§ **Required work**
Please copy out every line in the records below that includes the word "true".

§ **Excerpted data**
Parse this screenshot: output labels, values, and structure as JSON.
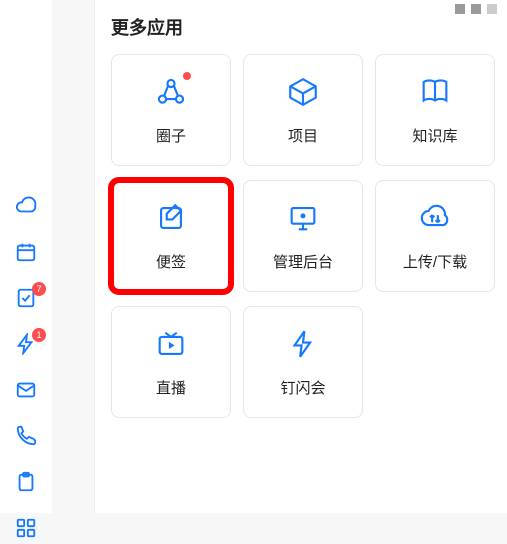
{
  "colors": {
    "accent": "#1677ff",
    "danger": "#ff4d4f"
  },
  "sidebar": {
    "items": [
      {
        "name": "cloud",
        "icon": "cloud-icon",
        "badge": null
      },
      {
        "name": "calendar",
        "icon": "calendar-icon",
        "badge": null
      },
      {
        "name": "docs",
        "icon": "doc-check-icon",
        "badge": "7"
      },
      {
        "name": "flash",
        "icon": "bolt-icon",
        "badge": "1"
      },
      {
        "name": "mail",
        "icon": "mail-icon",
        "badge": null
      },
      {
        "name": "phone",
        "icon": "phone-icon",
        "badge": null
      },
      {
        "name": "clip",
        "icon": "clip-icon",
        "badge": null
      },
      {
        "name": "more",
        "icon": "more-icon",
        "badge": null
      }
    ]
  },
  "panel": {
    "title": "更多应用",
    "tiles": [
      {
        "label": "圈子",
        "icon": "circle-icon",
        "dot": true
      },
      {
        "label": "项目",
        "icon": "project-icon",
        "dot": false
      },
      {
        "label": "知识库",
        "icon": "book-icon",
        "dot": false
      },
      {
        "label": "便签",
        "icon": "note-icon",
        "dot": false,
        "highlight": true
      },
      {
        "label": "管理后台",
        "icon": "monitor-icon",
        "dot": false
      },
      {
        "label": "上传/下载",
        "icon": "updown-icon",
        "dot": false
      },
      {
        "label": "直播",
        "icon": "live-icon",
        "dot": false
      },
      {
        "label": "钉闪会",
        "icon": "spark-icon",
        "dot": false
      }
    ]
  }
}
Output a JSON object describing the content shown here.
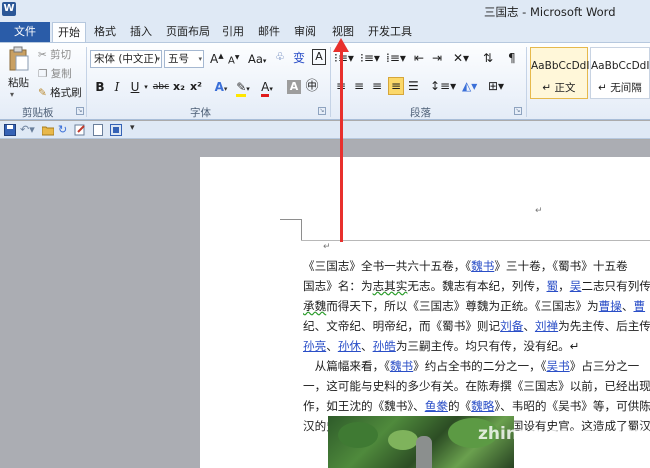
{
  "window": {
    "title": "三国志 - Microsoft Word",
    "app_icon": "W"
  },
  "tabs": {
    "file": "文件",
    "items": [
      "开始",
      "格式",
      "插入",
      "页面布局",
      "引用",
      "邮件",
      "审阅",
      "视图",
      "开发工具"
    ],
    "active": "开始"
  },
  "ribbon": {
    "clipboard": {
      "label": "剪贴板",
      "paste": "粘贴",
      "cut": "剪切",
      "copy": "复制",
      "format_painter": "格式刷"
    },
    "font": {
      "label": "字体",
      "font_name": "宋体 (中文正)",
      "font_size": "五号",
      "bold": "B",
      "italic": "I",
      "underline": "U",
      "strike": "abc",
      "subscript": "x₂",
      "superscript": "x²",
      "grow": "A",
      "shrink": "A",
      "change_case": "Aa",
      "phonetic": "wén",
      "char_border": "A"
    },
    "paragraph": {
      "label": "段落"
    },
    "styles": {
      "items": [
        {
          "sample": "AaBbCcDdI",
          "name": "↵ 正文",
          "selected": true
        },
        {
          "sample": "AaBbCcDdI",
          "name": "↵ 无间隔",
          "selected": false
        }
      ]
    }
  },
  "document": {
    "lines": [
      {
        "parts": [
          [
            "t",
            "《三国志》全书一共六十五卷，《"
          ],
          [
            "l",
            "魏书"
          ],
          [
            "t",
            "》三十卷，《蜀书》十五卷"
          ]
        ]
      },
      {
        "parts": [
          [
            "t",
            "国志》名：为"
          ],
          [
            "w",
            "志其实"
          ],
          [
            "t",
            "无志。魏志有本纪，列传，"
          ],
          [
            "l",
            "蜀"
          ],
          [
            "t",
            "，"
          ],
          [
            "l",
            "吴"
          ],
          [
            "t",
            "二志只有列传"
          ]
        ]
      },
      {
        "parts": [
          [
            "w",
            "承魏"
          ],
          [
            "t",
            "而得天下，所以《三国志》尊魏为正统。《三国志》为"
          ],
          [
            "l",
            "曹操"
          ],
          [
            "t",
            "、"
          ],
          [
            "l",
            "曹"
          ]
        ]
      },
      {
        "parts": [
          [
            "t",
            "纪、文帝纪、明帝纪，而《蜀书》则记"
          ],
          [
            "l",
            "刘备"
          ],
          [
            "t",
            "、"
          ],
          [
            "l",
            "刘禅"
          ],
          [
            "t",
            "为先主传、后主传"
          ]
        ]
      },
      {
        "parts": [
          [
            "l",
            "孙亮"
          ],
          [
            "t",
            "、"
          ],
          [
            "l",
            "孙休"
          ],
          [
            "t",
            "、"
          ],
          [
            "l",
            "孙皓"
          ],
          [
            "t",
            "为三嗣主传。均只有传，没有纪。↵"
          ]
        ]
      },
      {
        "parts": [
          [
            "t",
            "　从篇幅来看，《"
          ],
          [
            "l",
            "魏书"
          ],
          [
            "t",
            "》约占全书的二分之一，《"
          ],
          [
            "l",
            "吴书"
          ],
          [
            "t",
            "》占三分之一"
          ]
        ]
      },
      {
        "parts": [
          [
            "t",
            "一，这可能与史料的多少有关。在陈寿撰《三国志》以前，已经出现"
          ]
        ]
      },
      {
        "parts": [
          [
            "t",
            "作，如王沈的《魏书》、"
          ],
          [
            "l",
            "鱼豢"
          ],
          [
            "t",
            "的《"
          ],
          [
            "l",
            "魏略"
          ],
          [
            "t",
            "》、韦昭的《吴书》等，可供陈"
          ]
        ]
      },
      {
        "parts": [
          [
            "t",
            "汉的史作阙如，而且蜀汉也不像"
          ],
          [
            "l",
            "魏"
          ],
          [
            "t",
            "、吴二国设有史官。这造成了蜀汉"
          ]
        ]
      }
    ]
  },
  "watermark": "zhinan.sogou.com",
  "colors": {
    "accent": "#2a5ca8",
    "link": "#2a4ec7",
    "arrow": "#e8302d"
  }
}
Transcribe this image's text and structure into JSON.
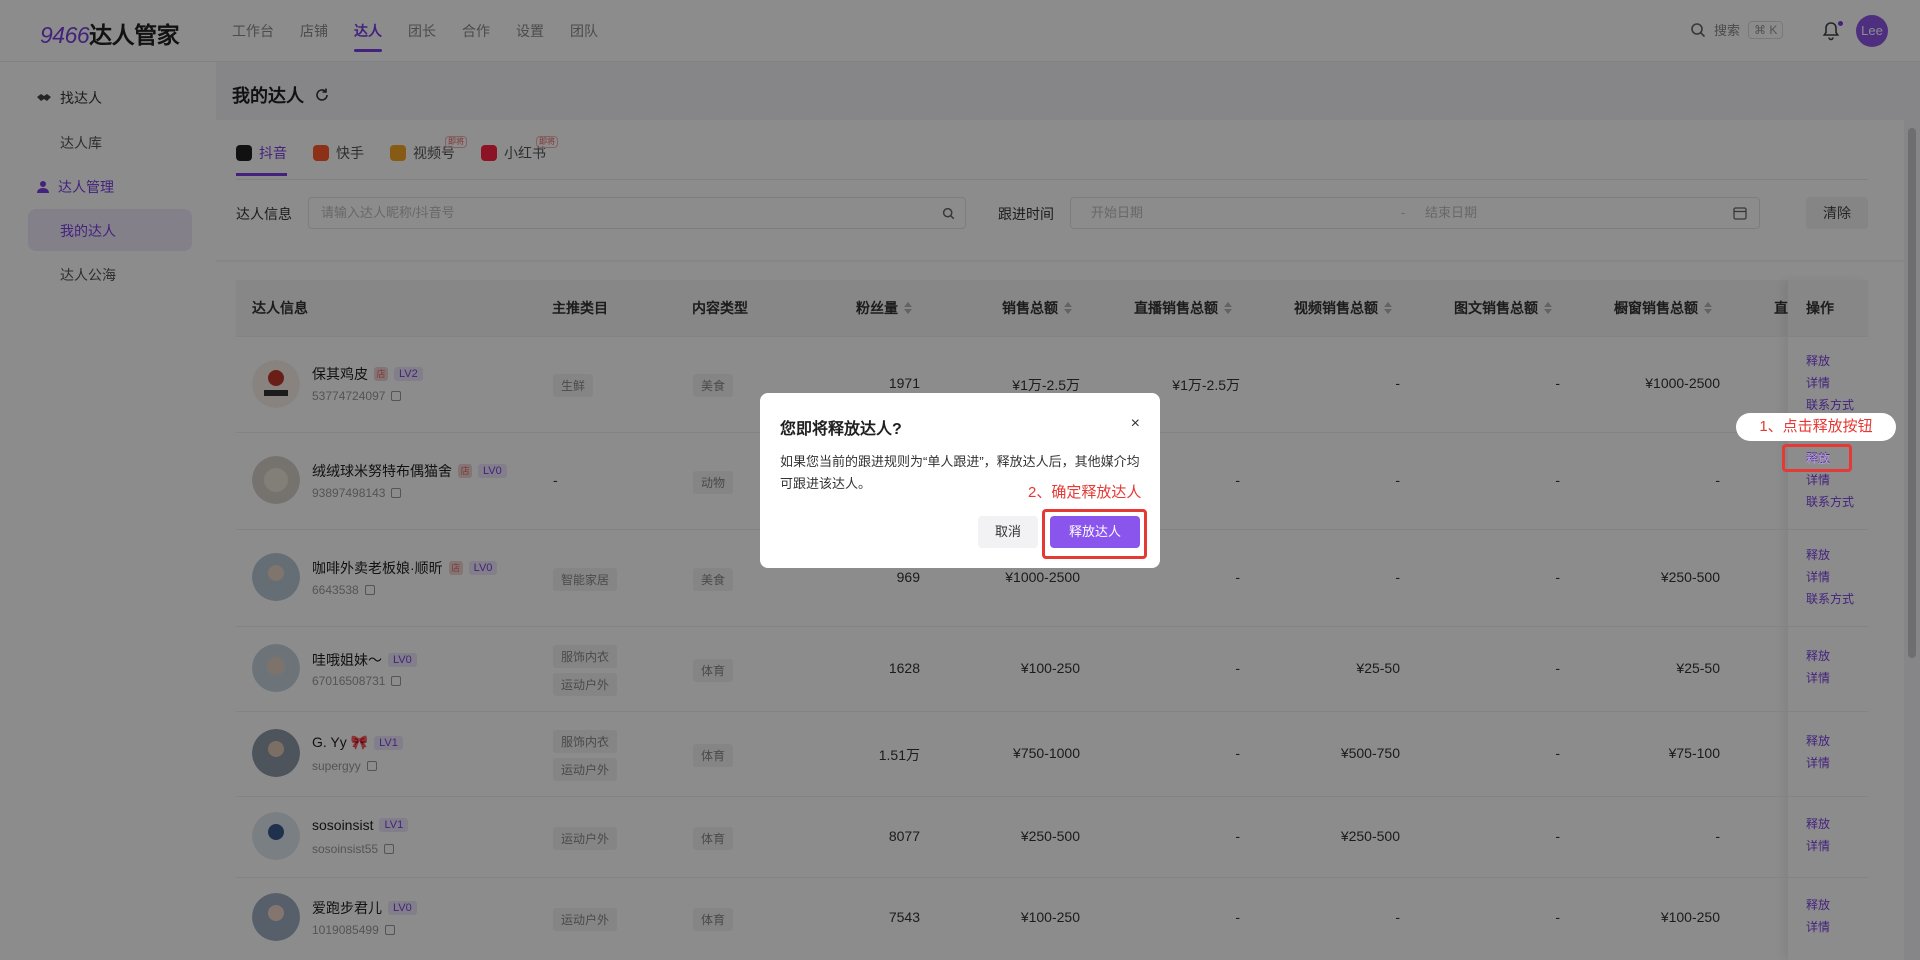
{
  "app": {
    "logo_num": "9466",
    "logo_text": "达人管家",
    "nav": [
      "工作台",
      "店铺",
      "达人",
      "团长",
      "合作",
      "设置",
      "团队"
    ],
    "search_label": "搜索",
    "search_shortcut": "⌘ K",
    "user": "Lee"
  },
  "sidebar": {
    "group1": "找达人",
    "item1": "达人库",
    "group2": "达人管理",
    "item2": "我的达人",
    "item3": "达人公海"
  },
  "page": {
    "title": "我的达人",
    "tabs": [
      {
        "label": "抖音",
        "icon": "douyin-icon"
      },
      {
        "label": "快手",
        "icon": "kuaishou-icon"
      },
      {
        "label": "视频号",
        "icon": "channels-icon",
        "badge": "即将"
      },
      {
        "label": "小红书",
        "icon": "xiaohongshu-icon",
        "badge": "即将"
      }
    ],
    "filter": {
      "talent_label": "达人信息",
      "talent_placeholder": "请输入达人昵称/抖音号",
      "time_label": "跟进时间",
      "start_placeholder": "开始日期",
      "sep": "-",
      "end_placeholder": "结束日期",
      "clear": "清除"
    }
  },
  "table": {
    "columns": [
      "达人信息",
      "主推类目",
      "内容类型",
      "粉丝量",
      "销售总额",
      "直播销售总额",
      "视频销售总额",
      "图文销售总额",
      "橱窗销售总额",
      "直",
      "操作"
    ],
    "rows": [
      {
        "name": "保其鸡皮",
        "level": "LV2",
        "shop": "店",
        "uid": "53774724097",
        "cat": [
          "生鲜"
        ],
        "content": "美食",
        "fans": "1971",
        "sales": "¥1万-2.5万",
        "live": "¥1万-2.5万",
        "video": "-",
        "pic": "-",
        "window": "¥1000-2500",
        "ops": [
          "释放",
          "详情",
          "联系方式"
        ]
      },
      {
        "name": "绒绒球米努特布偶猫舍",
        "level": "LV0",
        "shop": "店",
        "uid": "93897498143",
        "cat": [
          "-"
        ],
        "content": "动物",
        "fans": "",
        "sales": "",
        "live": "-",
        "video": "-",
        "pic": "-",
        "window": "-",
        "ops": [
          "释放",
          "详情",
          "联系方式"
        ]
      },
      {
        "name": "咖啡外卖老板娘·顺昕",
        "level": "LV0",
        "shop": "店",
        "uid": "6643538",
        "cat": [
          "智能家居"
        ],
        "content": "美食",
        "fans": "969",
        "sales": "¥1000-2500",
        "live": "-",
        "video": "-",
        "pic": "-",
        "window": "¥250-500",
        "ops": [
          "释放",
          "详情",
          "联系方式"
        ]
      },
      {
        "name": "哇哦姐妹～",
        "level": "LV0",
        "shop": "",
        "uid": "67016508731",
        "cat": [
          "服饰内衣",
          "运动户外"
        ],
        "content": "体育",
        "fans": "1628",
        "sales": "¥100-250",
        "live": "-",
        "video": "¥25-50",
        "pic": "-",
        "window": "¥25-50",
        "ops": [
          "释放",
          "详情"
        ]
      },
      {
        "name": "G. Yy 🎀",
        "level": "LV1",
        "shop": "",
        "uid": "supergyy",
        "cat": [
          "服饰内衣",
          "运动户外"
        ],
        "content": "体育",
        "fans": "1.51万",
        "sales": "¥750-1000",
        "live": "-",
        "video": "¥500-750",
        "pic": "-",
        "window": "¥75-100",
        "ops": [
          "释放",
          "详情"
        ]
      },
      {
        "name": "sosoinsist",
        "level": "LV1",
        "shop": "",
        "uid": "sosoinsist55",
        "cat": [
          "运动户外"
        ],
        "content": "体育",
        "fans": "8077",
        "sales": "¥250-500",
        "live": "-",
        "video": "¥250-500",
        "pic": "-",
        "window": "-",
        "ops": [
          "释放",
          "详情"
        ]
      },
      {
        "name": "爱跑步君儿",
        "level": "LV0",
        "shop": "",
        "uid": "1019085499",
        "cat": [
          "运动户外"
        ],
        "content": "体育",
        "fans": "7543",
        "sales": "¥100-250",
        "live": "-",
        "video": "-",
        "pic": "-",
        "window": "¥100-250",
        "ops": [
          "释放",
          "详情"
        ]
      }
    ]
  },
  "dialog": {
    "title": "您即将释放达人?",
    "close": "×",
    "body": "如果您当前的跟进规则为“单人跟进”，释放达人后，其他媒介均可跟进该达人。",
    "cancel": "取消",
    "confirm": "释放达人"
  },
  "annotations": {
    "step1": "1、点击释放按钮",
    "step2": "2、确定释放达人",
    "color": "#e53935"
  },
  "colors": {
    "accent": "#7b3fe4",
    "confirm": "#8a55ec"
  }
}
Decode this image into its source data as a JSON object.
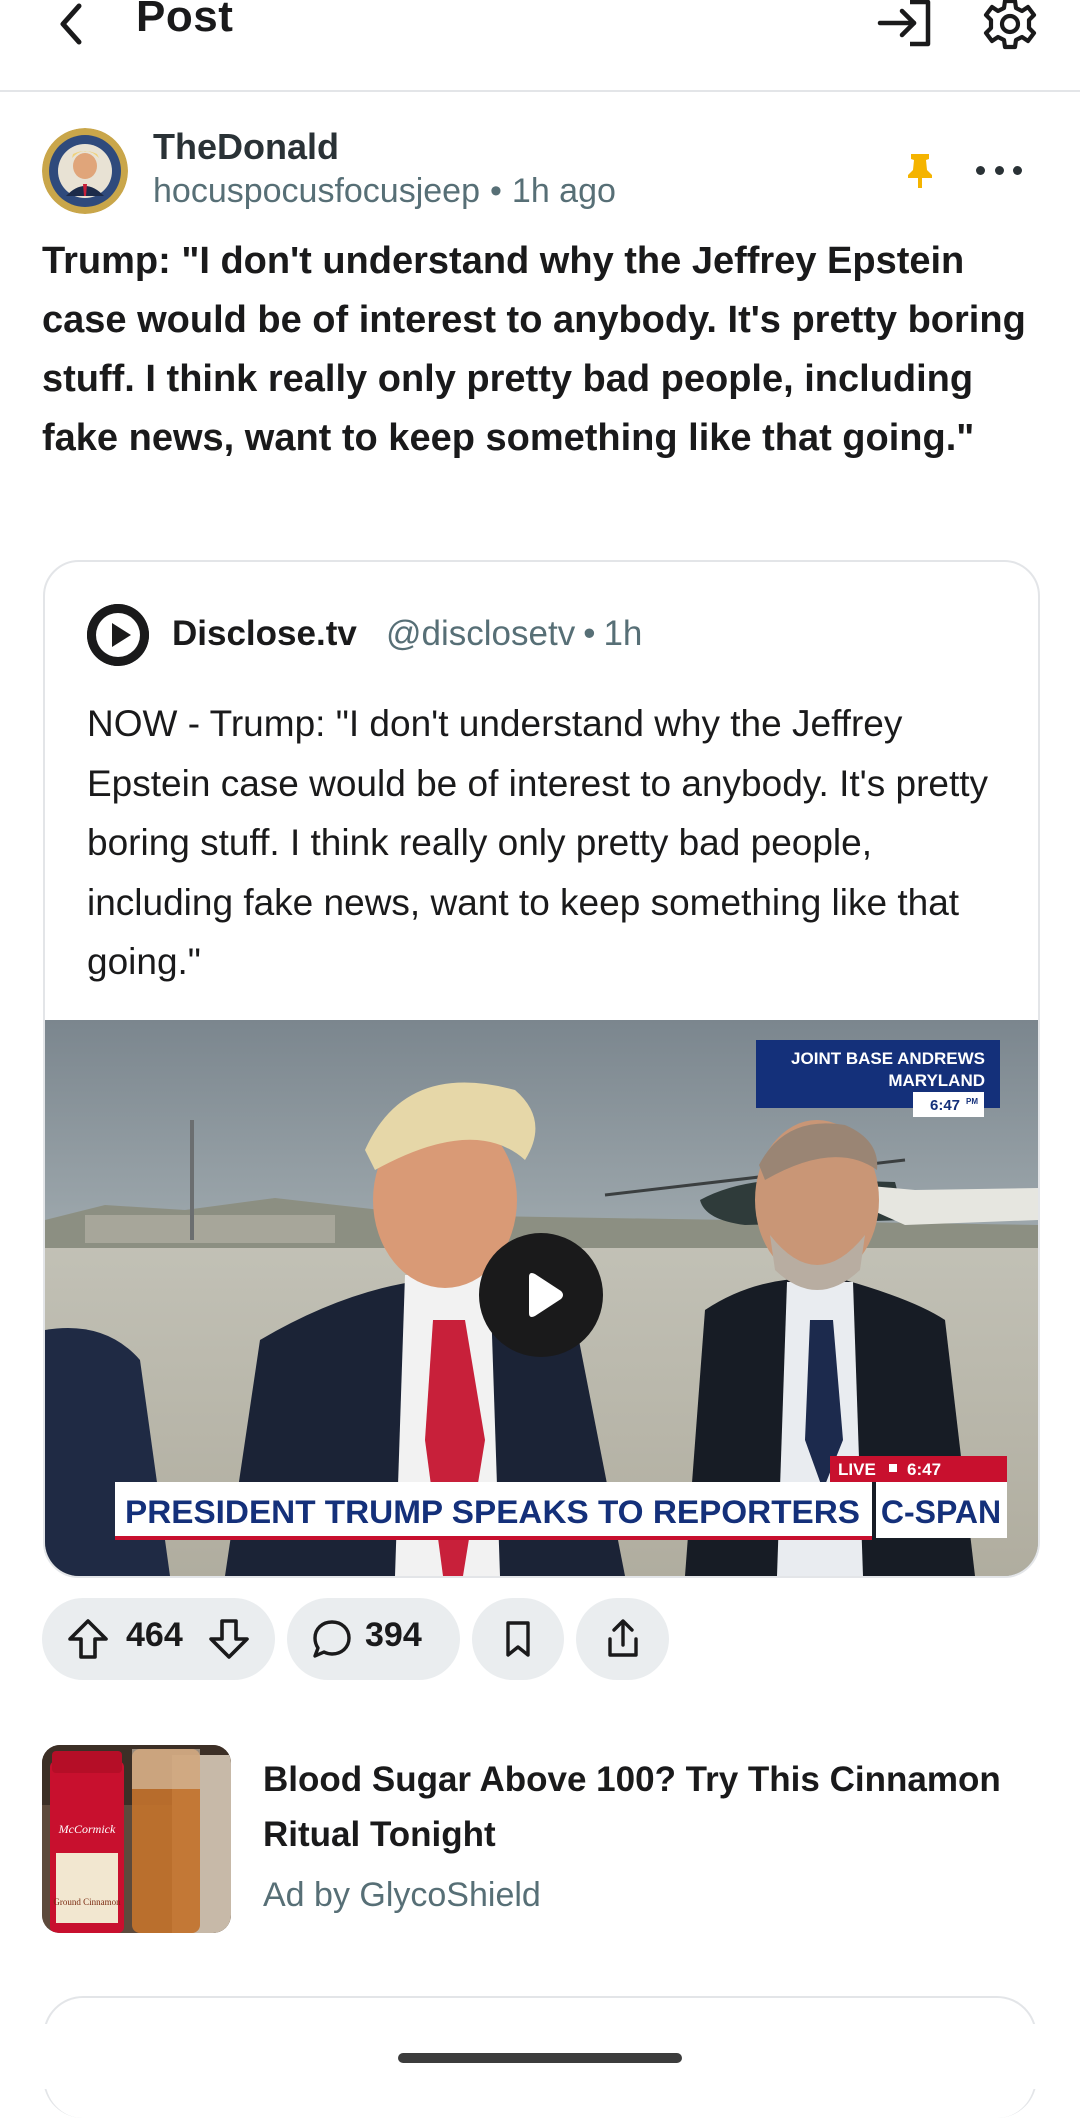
{
  "header": {
    "title": "Post",
    "back_icon": "chevron-left-icon",
    "login_icon": "login-arrow-icon",
    "settings_icon": "gear-icon"
  },
  "post": {
    "community": "TheDonald",
    "author": "hocuspocusfocusjeep",
    "separator": "•",
    "age": "1h ago",
    "pin_color": "#f5b400",
    "title": "Trump: \"I don't understand why the Jeffrey Epstein case would be of interest to anybody. It's pretty boring stuff. I think really only pretty bad people, including fake news, want to keep something like that going.\""
  },
  "embed": {
    "author": "Disclose.tv",
    "handle": "@disclosetv",
    "separator": "•",
    "age": "1h",
    "text": "NOW - Trump: \"I don't understand why the Jeffrey Epstein case would be of interest to anybody. It's pretty boring stuff. I think really only pretty bad people, including fake news, want to keep something like that going.\"",
    "video": {
      "location_line1": "JOINT BASE ANDREWS",
      "location_line2": "MARYLAND",
      "time_tag": "6:47",
      "time_suffix": "PM",
      "live_label": "LIVE",
      "live_time": "6:47",
      "chyron": "PRESIDENT TRUMP SPEAKS TO REPORTERS",
      "network": "C-SPAN"
    }
  },
  "actions": {
    "upvote_count": "464",
    "comment_count": "394"
  },
  "ad": {
    "title": "Blood Sugar Above 100? Try This Cinnamon Ritual Tonight",
    "by": "Ad by GlycoShield",
    "jar_brand": "McCormick",
    "jar_label": "Ground Cinnamon"
  }
}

§ **Exercise response**
        "dot": true
        "highlight": true
          "selected": true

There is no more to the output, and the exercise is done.